**EXTRACTED ENTRIES**
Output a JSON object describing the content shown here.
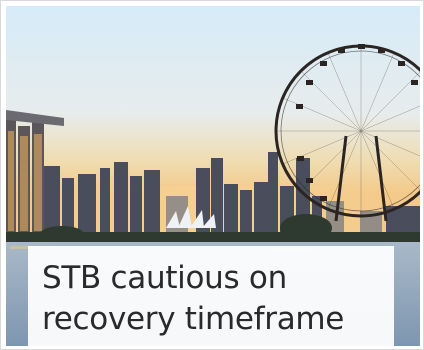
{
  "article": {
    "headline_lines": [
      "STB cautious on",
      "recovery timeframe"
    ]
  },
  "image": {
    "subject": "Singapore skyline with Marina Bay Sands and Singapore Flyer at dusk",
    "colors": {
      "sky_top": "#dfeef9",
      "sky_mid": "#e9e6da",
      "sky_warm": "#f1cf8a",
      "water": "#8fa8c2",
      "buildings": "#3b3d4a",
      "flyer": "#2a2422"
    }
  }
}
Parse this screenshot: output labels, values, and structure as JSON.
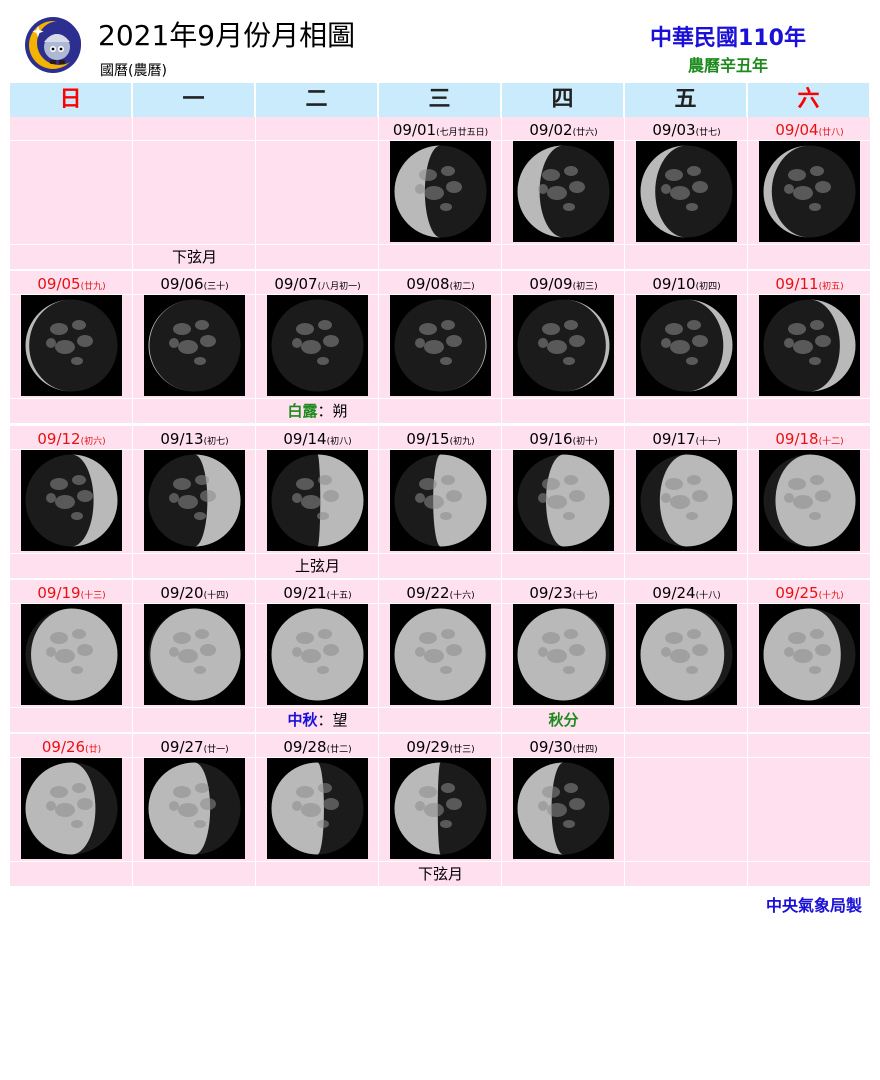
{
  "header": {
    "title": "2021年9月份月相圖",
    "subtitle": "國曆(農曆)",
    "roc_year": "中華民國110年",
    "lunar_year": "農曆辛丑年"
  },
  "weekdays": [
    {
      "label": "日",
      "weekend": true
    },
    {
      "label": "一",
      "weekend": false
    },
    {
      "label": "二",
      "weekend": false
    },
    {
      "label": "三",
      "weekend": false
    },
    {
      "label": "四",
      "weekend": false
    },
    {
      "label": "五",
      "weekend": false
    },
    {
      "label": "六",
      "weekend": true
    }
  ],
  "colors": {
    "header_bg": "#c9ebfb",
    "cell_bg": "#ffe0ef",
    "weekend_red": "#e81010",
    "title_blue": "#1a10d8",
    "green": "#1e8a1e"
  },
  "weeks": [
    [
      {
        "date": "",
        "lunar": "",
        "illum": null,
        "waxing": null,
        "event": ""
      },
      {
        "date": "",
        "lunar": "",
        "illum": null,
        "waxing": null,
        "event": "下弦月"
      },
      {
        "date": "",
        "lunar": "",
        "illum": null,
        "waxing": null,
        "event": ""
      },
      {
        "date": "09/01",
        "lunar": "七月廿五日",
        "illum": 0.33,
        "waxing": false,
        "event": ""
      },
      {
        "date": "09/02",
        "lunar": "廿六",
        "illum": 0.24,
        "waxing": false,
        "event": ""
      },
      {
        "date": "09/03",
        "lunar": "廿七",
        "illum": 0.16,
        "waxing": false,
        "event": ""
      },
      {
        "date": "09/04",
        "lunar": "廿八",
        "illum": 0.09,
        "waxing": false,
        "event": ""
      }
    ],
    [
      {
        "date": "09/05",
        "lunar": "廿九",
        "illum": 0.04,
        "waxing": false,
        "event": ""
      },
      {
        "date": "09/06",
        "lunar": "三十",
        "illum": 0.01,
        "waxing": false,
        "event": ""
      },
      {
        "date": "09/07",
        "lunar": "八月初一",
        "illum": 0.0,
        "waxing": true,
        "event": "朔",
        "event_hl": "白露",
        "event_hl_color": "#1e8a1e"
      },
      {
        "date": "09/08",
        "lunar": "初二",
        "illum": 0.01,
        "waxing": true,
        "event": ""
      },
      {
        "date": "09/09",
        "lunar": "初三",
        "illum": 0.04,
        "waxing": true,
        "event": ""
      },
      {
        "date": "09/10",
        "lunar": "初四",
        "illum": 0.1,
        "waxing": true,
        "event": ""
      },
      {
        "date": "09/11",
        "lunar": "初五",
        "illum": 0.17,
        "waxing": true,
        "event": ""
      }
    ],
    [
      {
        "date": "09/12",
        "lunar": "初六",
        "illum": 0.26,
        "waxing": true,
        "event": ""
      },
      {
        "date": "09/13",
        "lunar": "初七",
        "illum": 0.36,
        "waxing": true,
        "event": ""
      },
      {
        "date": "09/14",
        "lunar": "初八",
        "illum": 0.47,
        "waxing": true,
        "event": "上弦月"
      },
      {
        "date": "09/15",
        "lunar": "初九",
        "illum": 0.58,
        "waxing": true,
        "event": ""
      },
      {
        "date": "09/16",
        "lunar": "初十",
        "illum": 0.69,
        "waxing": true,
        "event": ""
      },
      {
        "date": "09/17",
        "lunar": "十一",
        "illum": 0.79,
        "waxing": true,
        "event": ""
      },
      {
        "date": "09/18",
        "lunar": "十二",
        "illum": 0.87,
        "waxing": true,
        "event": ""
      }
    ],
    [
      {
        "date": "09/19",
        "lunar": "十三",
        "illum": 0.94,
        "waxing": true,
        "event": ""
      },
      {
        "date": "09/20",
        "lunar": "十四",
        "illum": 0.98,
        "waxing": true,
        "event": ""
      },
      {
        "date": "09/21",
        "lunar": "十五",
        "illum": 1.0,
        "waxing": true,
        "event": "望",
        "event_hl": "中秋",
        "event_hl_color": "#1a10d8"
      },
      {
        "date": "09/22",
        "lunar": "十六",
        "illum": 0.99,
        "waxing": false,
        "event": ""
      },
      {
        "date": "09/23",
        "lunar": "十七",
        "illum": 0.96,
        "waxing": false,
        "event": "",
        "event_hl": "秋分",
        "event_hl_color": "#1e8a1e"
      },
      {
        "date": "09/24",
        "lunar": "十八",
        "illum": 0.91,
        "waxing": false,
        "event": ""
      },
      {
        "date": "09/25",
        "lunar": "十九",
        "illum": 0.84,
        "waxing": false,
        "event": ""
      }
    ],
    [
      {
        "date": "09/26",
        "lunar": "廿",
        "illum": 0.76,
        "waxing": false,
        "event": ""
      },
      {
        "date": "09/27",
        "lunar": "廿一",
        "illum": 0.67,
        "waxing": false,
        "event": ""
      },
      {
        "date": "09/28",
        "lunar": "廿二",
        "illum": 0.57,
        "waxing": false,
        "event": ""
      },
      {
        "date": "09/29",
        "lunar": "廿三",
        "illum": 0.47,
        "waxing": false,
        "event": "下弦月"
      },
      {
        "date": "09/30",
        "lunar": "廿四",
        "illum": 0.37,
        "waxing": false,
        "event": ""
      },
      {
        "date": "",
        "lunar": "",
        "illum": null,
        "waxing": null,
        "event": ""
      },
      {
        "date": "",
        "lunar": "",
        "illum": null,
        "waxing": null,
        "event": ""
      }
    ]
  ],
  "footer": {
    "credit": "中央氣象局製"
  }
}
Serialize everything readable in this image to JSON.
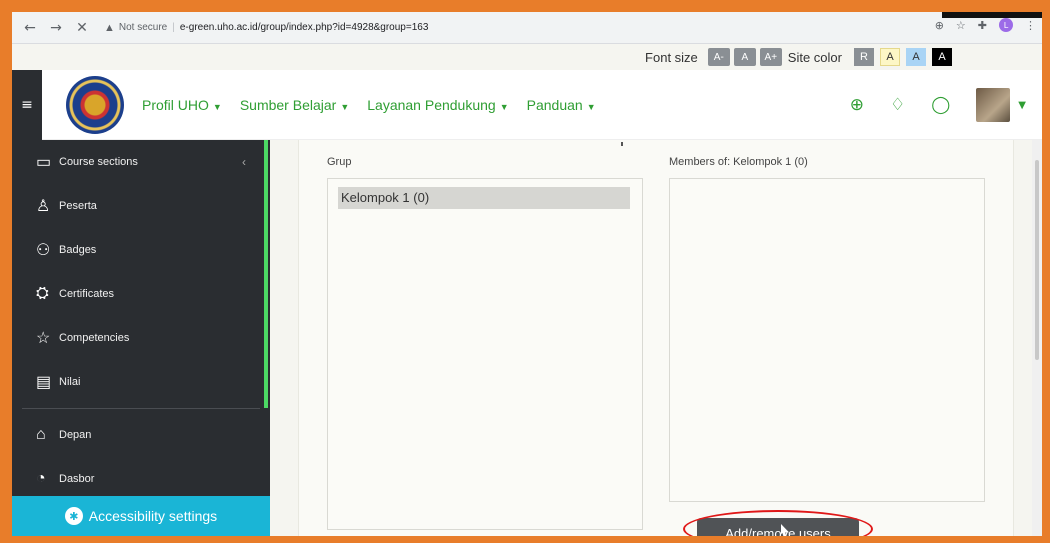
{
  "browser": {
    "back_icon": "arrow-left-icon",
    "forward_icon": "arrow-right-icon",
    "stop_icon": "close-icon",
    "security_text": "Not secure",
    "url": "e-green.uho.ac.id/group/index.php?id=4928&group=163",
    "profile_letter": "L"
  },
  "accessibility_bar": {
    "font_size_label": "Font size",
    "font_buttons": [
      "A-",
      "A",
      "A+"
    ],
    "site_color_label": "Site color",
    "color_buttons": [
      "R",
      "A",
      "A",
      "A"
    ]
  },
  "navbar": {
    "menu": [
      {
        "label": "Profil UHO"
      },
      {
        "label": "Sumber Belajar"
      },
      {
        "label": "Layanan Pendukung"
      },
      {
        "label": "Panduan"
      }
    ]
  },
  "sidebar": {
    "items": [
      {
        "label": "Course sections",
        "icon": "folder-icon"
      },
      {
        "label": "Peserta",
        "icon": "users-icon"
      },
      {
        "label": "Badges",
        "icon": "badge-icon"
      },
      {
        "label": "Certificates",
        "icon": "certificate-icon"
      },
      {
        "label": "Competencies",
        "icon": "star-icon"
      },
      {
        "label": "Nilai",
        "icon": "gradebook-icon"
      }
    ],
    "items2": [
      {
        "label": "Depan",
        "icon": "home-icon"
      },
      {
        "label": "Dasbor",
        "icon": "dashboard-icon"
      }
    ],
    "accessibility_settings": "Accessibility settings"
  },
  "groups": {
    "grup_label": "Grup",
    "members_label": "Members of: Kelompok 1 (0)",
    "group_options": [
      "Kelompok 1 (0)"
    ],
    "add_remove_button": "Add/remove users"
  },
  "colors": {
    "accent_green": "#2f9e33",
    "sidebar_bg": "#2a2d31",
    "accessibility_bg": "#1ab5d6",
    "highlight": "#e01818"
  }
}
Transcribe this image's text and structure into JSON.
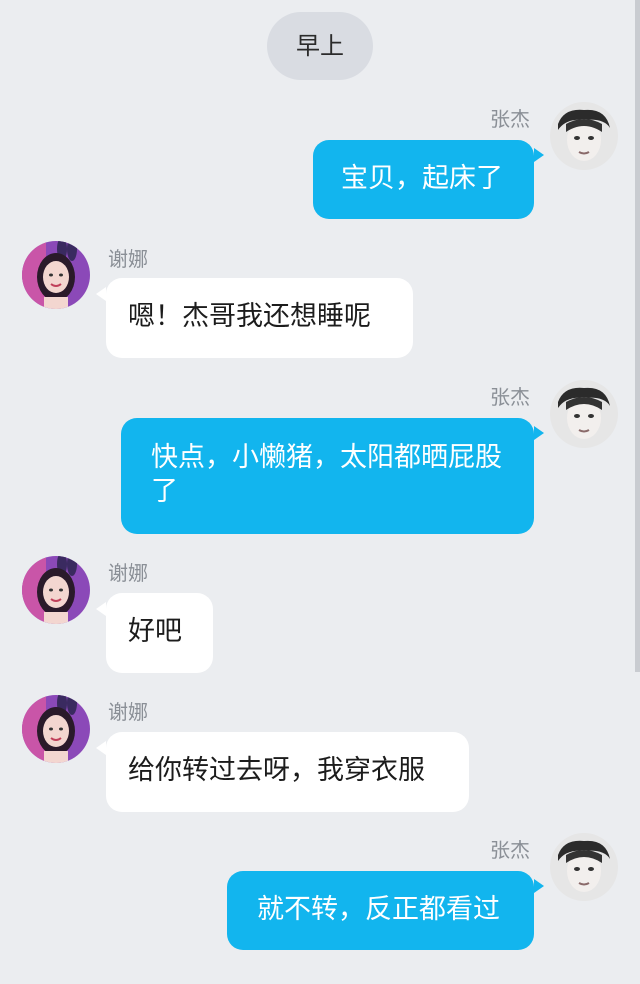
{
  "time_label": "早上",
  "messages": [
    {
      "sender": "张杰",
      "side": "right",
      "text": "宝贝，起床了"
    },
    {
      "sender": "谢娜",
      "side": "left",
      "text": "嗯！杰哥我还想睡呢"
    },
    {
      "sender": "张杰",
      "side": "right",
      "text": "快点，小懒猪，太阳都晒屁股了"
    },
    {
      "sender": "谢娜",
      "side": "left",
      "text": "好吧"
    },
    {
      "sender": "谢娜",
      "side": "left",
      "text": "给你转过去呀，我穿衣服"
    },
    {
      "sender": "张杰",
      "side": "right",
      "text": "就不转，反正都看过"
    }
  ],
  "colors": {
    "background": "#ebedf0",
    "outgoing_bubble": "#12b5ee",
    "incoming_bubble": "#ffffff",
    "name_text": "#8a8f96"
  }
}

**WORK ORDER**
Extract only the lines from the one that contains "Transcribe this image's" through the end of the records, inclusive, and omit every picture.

**RESPONSE AREA**
Transcribe this image's text and structure into JSON.
{
  "time_label": "早上",
  "messages": [
    {
      "sender": "张杰",
      "side": "right",
      "text": "宝贝，起床了"
    },
    {
      "sender": "谢娜",
      "side": "left",
      "text": "嗯！杰哥我还想睡呢"
    },
    {
      "sender": "张杰",
      "side": "right",
      "text": "快点，小懒猪，太阳都晒屁股了"
    },
    {
      "sender": "谢娜",
      "side": "left",
      "text": "好吧"
    },
    {
      "sender": "谢娜",
      "side": "left",
      "text": "给你转过去呀，我穿衣服"
    },
    {
      "sender": "张杰",
      "side": "right",
      "text": "就不转，反正都看过"
    }
  ],
  "colors": {
    "background": "#ebedf0",
    "outgoing_bubble": "#12b5ee",
    "incoming_bubble": "#ffffff",
    "name_text": "#8a8f96"
  }
}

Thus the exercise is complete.